━━━ Information ━━━

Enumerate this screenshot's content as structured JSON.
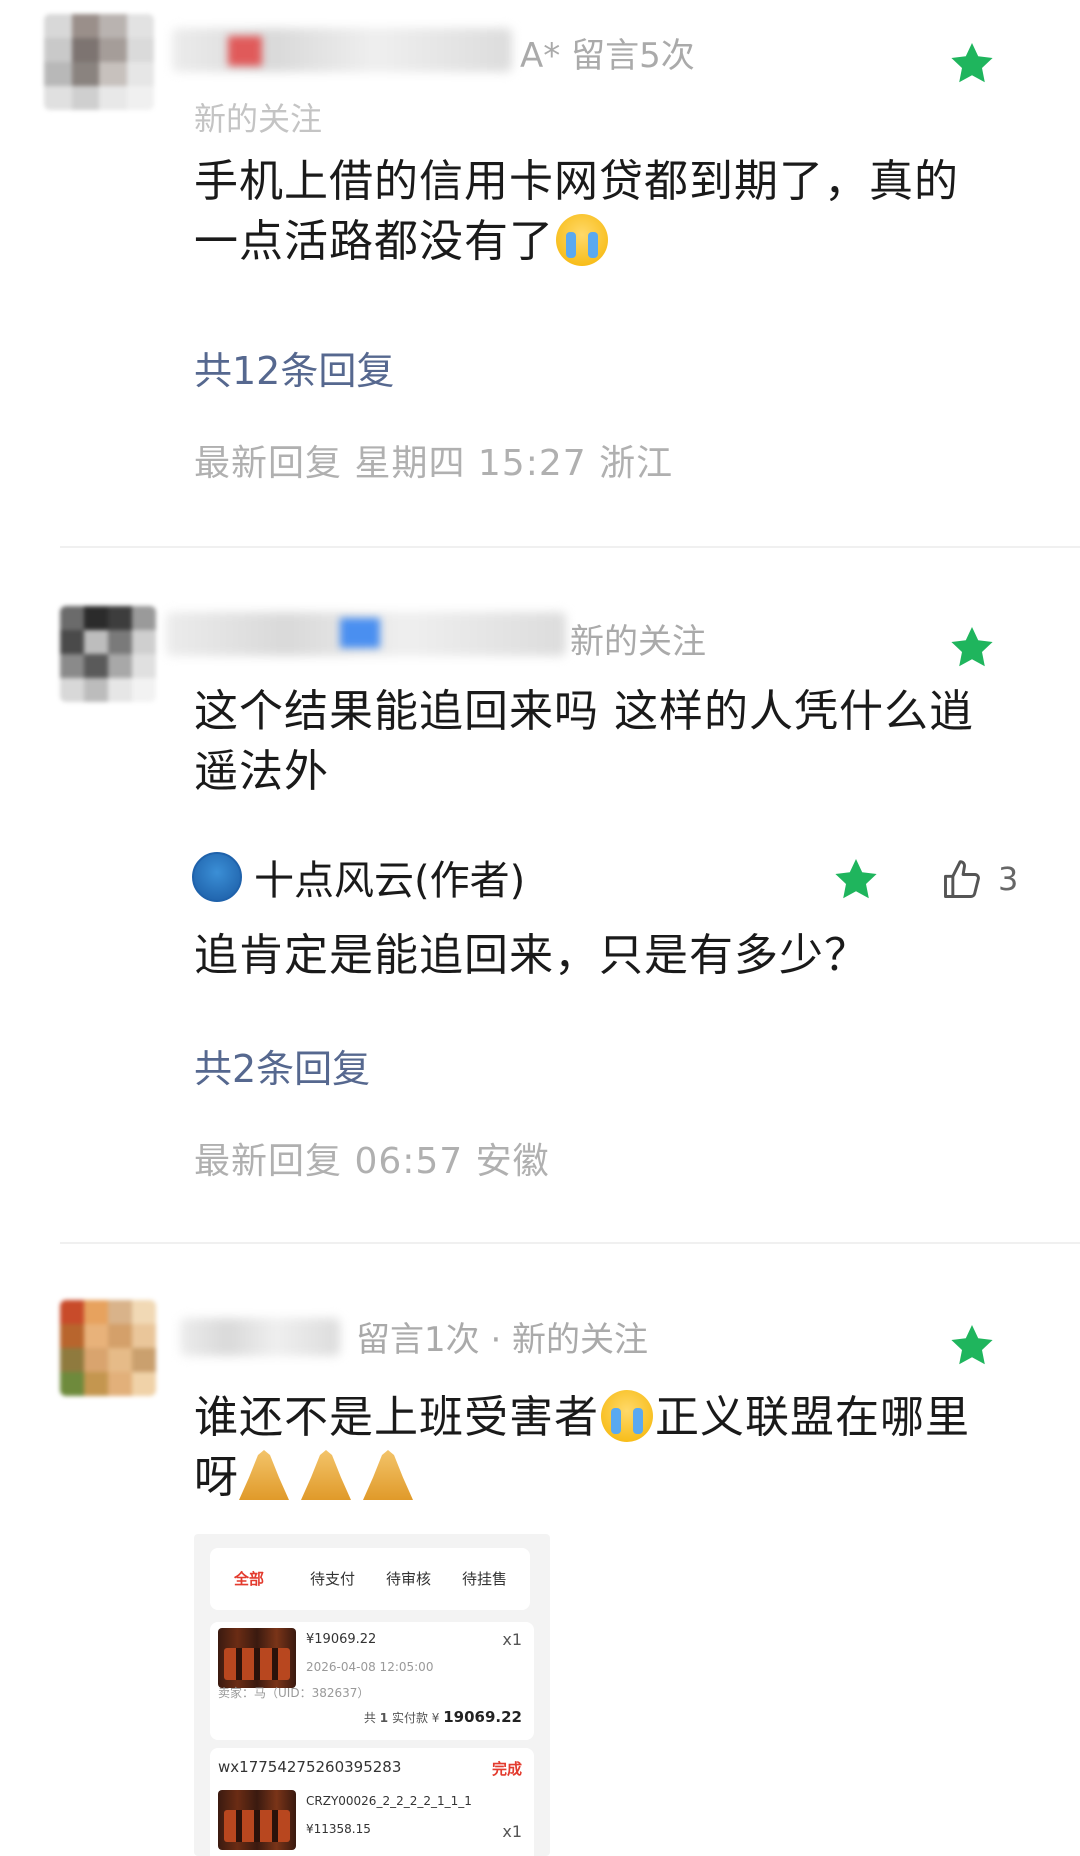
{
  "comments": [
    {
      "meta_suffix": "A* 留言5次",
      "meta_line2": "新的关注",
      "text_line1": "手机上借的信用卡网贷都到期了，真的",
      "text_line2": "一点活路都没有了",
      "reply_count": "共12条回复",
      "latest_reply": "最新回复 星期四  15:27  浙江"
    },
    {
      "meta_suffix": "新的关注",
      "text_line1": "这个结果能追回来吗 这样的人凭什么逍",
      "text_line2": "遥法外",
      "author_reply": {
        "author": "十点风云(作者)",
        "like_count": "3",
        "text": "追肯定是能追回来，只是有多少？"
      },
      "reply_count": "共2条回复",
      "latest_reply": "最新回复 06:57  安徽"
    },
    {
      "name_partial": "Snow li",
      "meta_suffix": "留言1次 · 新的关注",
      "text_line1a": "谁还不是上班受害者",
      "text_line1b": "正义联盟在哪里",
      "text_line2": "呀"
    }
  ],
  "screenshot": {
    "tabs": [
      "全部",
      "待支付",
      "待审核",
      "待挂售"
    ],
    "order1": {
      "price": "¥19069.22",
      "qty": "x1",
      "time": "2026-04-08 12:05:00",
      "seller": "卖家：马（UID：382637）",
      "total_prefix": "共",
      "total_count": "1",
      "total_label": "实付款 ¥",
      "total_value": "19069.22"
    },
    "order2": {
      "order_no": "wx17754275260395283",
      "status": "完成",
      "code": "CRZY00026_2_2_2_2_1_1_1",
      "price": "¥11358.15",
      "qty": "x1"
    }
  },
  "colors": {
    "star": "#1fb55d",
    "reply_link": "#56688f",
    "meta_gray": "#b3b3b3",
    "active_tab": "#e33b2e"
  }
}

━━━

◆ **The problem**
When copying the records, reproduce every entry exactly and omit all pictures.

◆ **Your response**
Enumerate this screenshot's content as structured JSON.
{
  "comments": [
    {
      "meta_suffix": "A* 留言5次",
      "meta_line2": "新的关注",
      "text_line1": "手机上借的信用卡网贷都到期了，真的",
      "text_line2": "一点活路都没有了",
      "reply_count": "共12条回复",
      "latest_reply": "最新回复 星期四  15:27  浙江"
    },
    {
      "meta_suffix": "新的关注",
      "text_line1": "这个结果能追回来吗 这样的人凭什么逍",
      "text_line2": "遥法外",
      "author_reply": {
        "author": "十点风云(作者)",
        "like_count": "3",
        "text": "追肯定是能追回来，只是有多少？"
      },
      "reply_count": "共2条回复",
      "latest_reply": "最新回复 06:57  安徽"
    },
    {
      "name_partial": "Snow li",
      "meta_suffix": "留言1次 · 新的关注",
      "text_line1a": "谁还不是上班受害者",
      "text_line1b": "正义联盟在哪里",
      "text_line2": "呀"
    }
  ],
  "screenshot": {
    "tabs": [
      "全部",
      "待支付",
      "待审核",
      "待挂售"
    ],
    "order1": {
      "price": "¥19069.22",
      "qty": "x1",
      "time": "2026-04-08 12:05:00",
      "seller": "卖家：马（UID：382637）",
      "total_prefix": "共",
      "total_count": "1",
      "total_label": "实付款 ¥",
      "total_value": "19069.22"
    },
    "order2": {
      "order_no": "wx17754275260395283",
      "status": "完成",
      "code": "CRZY00026_2_2_2_2_1_1_1",
      "price": "¥11358.15",
      "qty": "x1"
    }
  },
  "colors": {
    "star": "#1fb55d",
    "reply_link": "#56688f",
    "meta_gray": "#b3b3b3",
    "active_tab": "#e33b2e"
  }
}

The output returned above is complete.